The listing is to be duplicated in full, exactly as written.

◇ ◇ ◇

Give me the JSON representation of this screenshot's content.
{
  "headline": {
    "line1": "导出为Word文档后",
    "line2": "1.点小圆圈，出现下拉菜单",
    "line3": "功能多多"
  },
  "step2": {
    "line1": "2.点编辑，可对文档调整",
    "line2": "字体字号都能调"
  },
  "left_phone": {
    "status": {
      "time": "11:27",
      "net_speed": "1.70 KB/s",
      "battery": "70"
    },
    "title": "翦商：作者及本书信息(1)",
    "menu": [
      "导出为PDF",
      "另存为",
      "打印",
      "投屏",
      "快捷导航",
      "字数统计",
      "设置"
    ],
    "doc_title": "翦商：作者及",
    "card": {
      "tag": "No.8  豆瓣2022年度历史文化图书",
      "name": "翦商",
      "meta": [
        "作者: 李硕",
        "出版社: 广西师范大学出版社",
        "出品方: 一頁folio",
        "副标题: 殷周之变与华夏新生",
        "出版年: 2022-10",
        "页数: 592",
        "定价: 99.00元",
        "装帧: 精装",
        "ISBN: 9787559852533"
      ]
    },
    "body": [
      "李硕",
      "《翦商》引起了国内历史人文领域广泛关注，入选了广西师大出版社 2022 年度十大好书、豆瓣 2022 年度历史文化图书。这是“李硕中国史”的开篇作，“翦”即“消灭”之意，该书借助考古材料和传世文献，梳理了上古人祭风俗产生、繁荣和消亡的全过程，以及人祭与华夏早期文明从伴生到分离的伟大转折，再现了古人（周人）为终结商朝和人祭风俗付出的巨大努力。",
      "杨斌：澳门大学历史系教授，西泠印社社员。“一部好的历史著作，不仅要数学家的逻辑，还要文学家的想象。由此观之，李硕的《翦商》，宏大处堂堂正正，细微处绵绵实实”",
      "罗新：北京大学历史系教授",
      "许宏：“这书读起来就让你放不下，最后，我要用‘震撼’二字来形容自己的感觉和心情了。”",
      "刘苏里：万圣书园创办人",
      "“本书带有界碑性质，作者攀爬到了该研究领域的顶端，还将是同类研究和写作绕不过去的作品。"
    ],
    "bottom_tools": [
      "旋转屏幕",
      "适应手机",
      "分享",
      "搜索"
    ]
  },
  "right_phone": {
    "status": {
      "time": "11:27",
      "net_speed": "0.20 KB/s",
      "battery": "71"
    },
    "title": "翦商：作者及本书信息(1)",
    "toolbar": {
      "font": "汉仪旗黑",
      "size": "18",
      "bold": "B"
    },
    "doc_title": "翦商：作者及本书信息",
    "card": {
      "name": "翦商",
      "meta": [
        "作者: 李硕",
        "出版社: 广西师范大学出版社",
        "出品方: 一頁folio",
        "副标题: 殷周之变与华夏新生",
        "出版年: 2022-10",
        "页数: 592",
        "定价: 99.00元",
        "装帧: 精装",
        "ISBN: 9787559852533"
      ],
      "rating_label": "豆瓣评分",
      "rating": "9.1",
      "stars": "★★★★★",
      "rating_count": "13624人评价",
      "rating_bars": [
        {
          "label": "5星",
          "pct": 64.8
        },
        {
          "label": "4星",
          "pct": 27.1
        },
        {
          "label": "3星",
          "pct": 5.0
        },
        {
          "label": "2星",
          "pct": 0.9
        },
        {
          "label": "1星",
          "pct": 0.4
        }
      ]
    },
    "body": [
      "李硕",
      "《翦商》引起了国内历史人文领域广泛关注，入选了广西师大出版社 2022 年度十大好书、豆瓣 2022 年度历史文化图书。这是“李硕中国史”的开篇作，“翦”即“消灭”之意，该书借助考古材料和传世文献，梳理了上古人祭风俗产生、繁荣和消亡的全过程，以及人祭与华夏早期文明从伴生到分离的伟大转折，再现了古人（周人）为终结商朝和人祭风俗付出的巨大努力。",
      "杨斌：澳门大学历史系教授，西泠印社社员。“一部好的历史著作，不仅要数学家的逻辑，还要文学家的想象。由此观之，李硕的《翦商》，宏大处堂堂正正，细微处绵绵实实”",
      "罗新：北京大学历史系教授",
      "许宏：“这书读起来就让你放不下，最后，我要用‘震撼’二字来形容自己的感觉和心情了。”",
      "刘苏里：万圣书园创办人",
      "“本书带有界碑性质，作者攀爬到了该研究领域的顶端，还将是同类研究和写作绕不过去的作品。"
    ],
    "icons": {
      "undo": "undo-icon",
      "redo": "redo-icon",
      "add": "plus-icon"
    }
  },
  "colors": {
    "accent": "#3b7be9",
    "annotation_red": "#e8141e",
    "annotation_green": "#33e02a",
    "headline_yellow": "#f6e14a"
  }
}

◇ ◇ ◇

- **ANSWER BELOW**:
Give me the JSON representation of this screenshot's content.
{
  "headline": {
    "line1": "导出为Word文档后",
    "line2": "1.点小圆圈，出现下拉菜单",
    "line3": "功能多多"
  },
  "step2": {
    "line1": "2.点编辑，可对文档调整",
    "line2": "字体字号都能调"
  },
  "left_phone": {
    "status": {
      "time": "11:27",
      "net_speed": "1.70 KB/s",
      "battery": "70"
    },
    "title": "翦商：作者及本书信息(1)",
    "menu": [
      "导出为PDF",
      "另存为",
      "打印",
      "投屏",
      "快捷导航",
      "字数统计",
      "设置"
    ],
    "doc_title": "翦商：作者及",
    "card": {
      "tag": "No.8  豆瓣2022年度历史文化图书",
      "name": "翦商",
      "meta": [
        "作者: 李硕",
        "出版社: 广西师范大学出版社",
        "出品方: 一頁folio",
        "副标题: 殷周之变与华夏新生",
        "出版年: 2022-10",
        "页数: 592",
        "定价: 99.00元",
        "装帧: 精装",
        "ISBN: 9787559852533"
      ]
    },
    "body": [
      "李硕",
      "《翦商》引起了国内历史人文领域广泛关注，入选了广西师大出版社 2022 年度十大好书、豆瓣 2022 年度历史文化图书。这是“李硕中国史”的开篇作，“翦”即“消灭”之意，该书借助考古材料和传世文献，梳理了上古人祭风俗产生、繁荣和消亡的全过程，以及人祭与华夏早期文明从伴生到分离的伟大转折，再现了古人（周人）为终结商朝和人祭风俗付出的巨大努力。",
      "杨斌：澳门大学历史系教授，西泠印社社员。“一部好的历史著作，不仅要数学家的逻辑，还要文学家的想象。由此观之，李硕的《翦商》，宏大处堂堂正正，细微处绵绵实实”",
      "罗新：北京大学历史系教授",
      "许宏：“这书读起来就让你放不下，最后，我要用‘震撼’二字来形容自己的感觉和心情了。”",
      "刘苏里：万圣书园创办人",
      "“本书带有界碑性质，作者攀爬到了该研究领域的顶端，还将是同类研究和写作绕不过去的作品。"
    ],
    "bottom_tools": [
      "旋转屏幕",
      "适应手机",
      "分享",
      "搜索"
    ]
  },
  "right_phone": {
    "status": {
      "time": "11:27",
      "net_speed": "0.20 KB/s",
      "battery": "71"
    },
    "title": "翦商：作者及本书信息(1)",
    "toolbar": {
      "font": "汉仪旗黑",
      "size": "18",
      "bold": "B"
    },
    "doc_title": "翦商：作者及本书信息",
    "card": {
      "name": "翦商",
      "meta": [
        "作者: 李硕",
        "出版社: 广西师范大学出版社",
        "出品方: 一頁folio",
        "副标题: 殷周之变与华夏新生",
        "出版年: 2022-10",
        "页数: 592",
        "定价: 99.00元",
        "装帧: 精装",
        "ISBN: 9787559852533"
      ],
      "rating_label": "豆瓣评分",
      "rating": "9.1",
      "stars": "★★★★★",
      "rating_count": "13624人评价",
      "rating_bars": [
        {
          "label": "5星",
          "pct": 64.8
        },
        {
          "label": "4星",
          "pct": 27.1
        },
        {
          "label": "3星",
          "pct": 5.0
        },
        {
          "label": "2星",
          "pct": 0.9
        },
        {
          "label": "1星",
          "pct": 0.4
        }
      ]
    },
    "body": [
      "李硕",
      "《翦商》引起了国内历史人文领域广泛关注，入选了广西师大出版社 2022 年度十大好书、豆瓣 2022 年度历史文化图书。这是“李硕中国史”的开篇作，“翦”即“消灭”之意，该书借助考古材料和传世文献，梳理了上古人祭风俗产生、繁荣和消亡的全过程，以及人祭与华夏早期文明从伴生到分离的伟大转折，再现了古人（周人）为终结商朝和人祭风俗付出的巨大努力。",
      "杨斌：澳门大学历史系教授，西泠印社社员。“一部好的历史著作，不仅要数学家的逻辑，还要文学家的想象。由此观之，李硕的《翦商》，宏大处堂堂正正，细微处绵绵实实”",
      "罗新：北京大学历史系教授",
      "许宏：“这书读起来就让你放不下，最后，我要用‘震撼’二字来形容自己的感觉和心情了。”",
      "刘苏里：万圣书园创办人",
      "“本书带有界碑性质，作者攀爬到了该研究领域的顶端，还将是同类研究和写作绕不过去的作品。"
    ],
    "icons": {
      "undo": "undo-icon",
      "redo": "redo-icon",
      "add": "plus-icon"
    }
  },
  "colors": {
    "accent": "#3b7be9",
    "annotation_red": "#e8141e",
    "annotation_green": "#33e02a",
    "headline_yellow": "#f6e14a"
  }
}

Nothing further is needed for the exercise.